RECORDS FOR THE EXERCISE:
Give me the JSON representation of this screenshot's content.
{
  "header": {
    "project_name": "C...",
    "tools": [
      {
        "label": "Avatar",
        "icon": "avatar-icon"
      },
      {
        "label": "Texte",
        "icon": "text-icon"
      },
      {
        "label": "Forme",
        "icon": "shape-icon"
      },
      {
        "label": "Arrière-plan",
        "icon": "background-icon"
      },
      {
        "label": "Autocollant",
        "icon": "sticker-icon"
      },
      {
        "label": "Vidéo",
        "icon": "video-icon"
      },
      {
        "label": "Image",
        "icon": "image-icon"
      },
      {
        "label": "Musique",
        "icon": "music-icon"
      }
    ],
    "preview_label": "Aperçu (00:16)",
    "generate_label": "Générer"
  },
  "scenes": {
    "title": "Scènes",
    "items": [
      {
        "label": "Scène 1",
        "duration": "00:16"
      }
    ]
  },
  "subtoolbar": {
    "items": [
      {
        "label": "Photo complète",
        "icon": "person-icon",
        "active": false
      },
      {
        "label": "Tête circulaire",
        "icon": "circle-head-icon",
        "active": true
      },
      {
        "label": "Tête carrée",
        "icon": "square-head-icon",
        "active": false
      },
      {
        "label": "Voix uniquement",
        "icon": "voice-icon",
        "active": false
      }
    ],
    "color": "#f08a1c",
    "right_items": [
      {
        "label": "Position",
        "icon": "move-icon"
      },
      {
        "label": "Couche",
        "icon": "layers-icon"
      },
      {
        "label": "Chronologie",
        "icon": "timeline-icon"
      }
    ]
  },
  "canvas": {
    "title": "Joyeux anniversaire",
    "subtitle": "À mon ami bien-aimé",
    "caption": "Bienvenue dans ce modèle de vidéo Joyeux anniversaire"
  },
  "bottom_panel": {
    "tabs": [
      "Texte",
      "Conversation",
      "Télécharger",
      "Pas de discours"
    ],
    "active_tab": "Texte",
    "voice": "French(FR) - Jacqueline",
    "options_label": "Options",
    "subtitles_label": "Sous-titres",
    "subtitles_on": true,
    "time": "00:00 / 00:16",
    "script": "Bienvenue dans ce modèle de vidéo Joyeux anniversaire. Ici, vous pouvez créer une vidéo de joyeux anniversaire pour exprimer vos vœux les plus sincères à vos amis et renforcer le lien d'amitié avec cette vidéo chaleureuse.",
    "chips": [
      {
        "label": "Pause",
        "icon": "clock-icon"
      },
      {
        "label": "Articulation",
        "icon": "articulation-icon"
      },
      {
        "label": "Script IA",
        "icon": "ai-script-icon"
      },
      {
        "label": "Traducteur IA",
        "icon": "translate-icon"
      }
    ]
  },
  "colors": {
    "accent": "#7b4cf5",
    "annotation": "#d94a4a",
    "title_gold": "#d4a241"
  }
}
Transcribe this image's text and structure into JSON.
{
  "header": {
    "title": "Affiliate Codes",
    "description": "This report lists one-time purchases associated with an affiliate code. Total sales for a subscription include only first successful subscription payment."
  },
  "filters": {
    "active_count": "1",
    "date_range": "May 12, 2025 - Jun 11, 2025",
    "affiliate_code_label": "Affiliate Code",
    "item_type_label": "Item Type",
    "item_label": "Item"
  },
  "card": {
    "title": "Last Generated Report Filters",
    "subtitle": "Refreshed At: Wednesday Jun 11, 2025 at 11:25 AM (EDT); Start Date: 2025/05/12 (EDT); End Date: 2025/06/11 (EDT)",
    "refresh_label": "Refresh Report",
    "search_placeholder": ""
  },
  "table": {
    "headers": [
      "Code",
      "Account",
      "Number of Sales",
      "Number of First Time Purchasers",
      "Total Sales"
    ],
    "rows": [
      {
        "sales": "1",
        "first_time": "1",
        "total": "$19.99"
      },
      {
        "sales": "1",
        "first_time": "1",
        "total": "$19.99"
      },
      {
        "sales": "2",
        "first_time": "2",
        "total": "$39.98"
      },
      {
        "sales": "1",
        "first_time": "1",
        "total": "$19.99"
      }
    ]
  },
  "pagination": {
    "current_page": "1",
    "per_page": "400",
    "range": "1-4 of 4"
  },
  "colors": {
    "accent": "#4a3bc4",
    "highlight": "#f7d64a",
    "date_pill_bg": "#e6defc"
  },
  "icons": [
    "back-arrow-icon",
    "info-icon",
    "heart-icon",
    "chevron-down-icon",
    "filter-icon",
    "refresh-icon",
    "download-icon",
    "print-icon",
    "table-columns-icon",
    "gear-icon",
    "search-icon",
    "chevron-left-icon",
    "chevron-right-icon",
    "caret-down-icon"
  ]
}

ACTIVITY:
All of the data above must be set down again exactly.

ANSWER BOX:
Give me the JSON representation of this screenshot's content.
{
  "header": {
    "project_name": "C...",
    "tools": [
      {
        "label": "Avatar",
        "icon": "avatar-icon"
      },
      {
        "label": "Texte",
        "icon": "text-icon"
      },
      {
        "label": "Forme",
        "icon": "shape-icon"
      },
      {
        "label": "Arrière-plan",
        "icon": "background-icon"
      },
      {
        "label": "Autocollant",
        "icon": "sticker-icon"
      },
      {
        "label": "Vidéo",
        "icon": "video-icon"
      },
      {
        "label": "Image",
        "icon": "image-icon"
      },
      {
        "label": "Musique",
        "icon": "music-icon"
      }
    ],
    "preview_label": "Aperçu (00:16)",
    "generate_label": "Générer"
  },
  "scenes": {
    "title": "Scènes",
    "items": [
      {
        "label": "Scène 1",
        "duration": "00:16"
      }
    ]
  },
  "subtoolbar": {
    "items": [
      {
        "label": "Photo complète",
        "icon": "person-icon",
        "active": false
      },
      {
        "label": "Tête circulaire",
        "icon": "circle-head-icon",
        "active": true
      },
      {
        "label": "Tête carrée",
        "icon": "square-head-icon",
        "active": false
      },
      {
        "label": "Voix uniquement",
        "icon": "voice-icon",
        "active": false
      }
    ],
    "color": "#f08a1c",
    "right_items": [
      {
        "label": "Position",
        "icon": "move-icon"
      },
      {
        "label": "Couche",
        "icon": "layers-icon"
      },
      {
        "label": "Chronologie",
        "icon": "timeline-icon"
      }
    ]
  },
  "canvas": {
    "title": "Joyeux anniversaire",
    "subtitle": "À mon ami bien-aimé",
    "caption": "Bienvenue dans ce modèle de vidéo Joyeux anniversaire"
  },
  "bottom_panel": {
    "tabs": [
      "Texte",
      "Conversation",
      "Télécharger",
      "Pas de discours"
    ],
    "active_tab": "Texte",
    "voice": "French(FR) - Jacqueline",
    "options_label": "Options",
    "subtitles_label": "Sous-titres",
    "subtitles_on": true,
    "time": "00:00 / 00:16",
    "script": "Bienvenue dans ce modèle de vidéo Joyeux anniversaire. Ici, vous pouvez créer une vidéo de joyeux anniversaire pour exprimer vos vœux les plus sincères à vos amis et renforcer le lien d'amitié avec cette vidéo chaleureuse.",
    "chips": [
      {
        "label": "Pause",
        "icon": "clock-icon"
      },
      {
        "label": "Articulation",
        "icon": "articulation-icon"
      },
      {
        "label": "Script IA",
        "icon": "ai-script-icon"
      },
      {
        "label": "Traducteur IA",
        "icon": "translate-icon"
      }
    ]
  },
  "colors": {
    "accent": "#7b4cf5",
    "annotation": "#d94a4a",
    "title_gold": "#d4a241"
  }
}
Transcribe this image's text and structure into JSON.
{
  "header": {
    "title": "Affiliate Codes",
    "description": "This report lists one-time purchases associated with an affiliate code. Total sales for a subscription include only first successful subscription payment."
  },
  "filters": {
    "active_count": "1",
    "date_range": "May 12, 2025 - Jun 11, 2025",
    "affiliate_code_label": "Affiliate Code",
    "item_type_label": "Item Type",
    "item_label": "Item"
  },
  "card": {
    "title": "Last Generated Report Filters",
    "subtitle": "Refreshed At: Wednesday Jun 11, 2025 at 11:25 AM (EDT); Start Date: 2025/05/12 (EDT); End Date: 2025/06/11 (EDT)",
    "refresh_label": "Refresh Report",
    "search_placeholder": ""
  },
  "table": {
    "headers": [
      "Code",
      "Account",
      "Number of Sales",
      "Number of First Time Purchasers",
      "Total Sales"
    ],
    "rows": [
      {
        "sales": "1",
        "first_time": "1",
        "total": "$19.99"
      },
      {
        "sales": "1",
        "first_time": "1",
        "total": "$19.99"
      },
      {
        "sales": "2",
        "first_time": "2",
        "total": "$39.98"
      },
      {
        "sales": "1",
        "first_time": "1",
        "total": "$19.99"
      }
    ]
  },
  "pagination": {
    "current_page": "1",
    "per_page": "400",
    "range": "1-4 of 4"
  },
  "colors": {
    "accent": "#4a3bc4",
    "highlight": "#f7d64a",
    "date_pill_bg": "#e6defc"
  },
  "icons": [
    "back-arrow-icon",
    "info-icon",
    "heart-icon",
    "chevron-down-icon",
    "filter-icon",
    "refresh-icon",
    "download-icon",
    "print-icon",
    "table-columns-icon",
    "gear-icon",
    "search-icon",
    "chevron-left-icon",
    "chevron-right-icon",
    "caret-down-icon"
  ]
}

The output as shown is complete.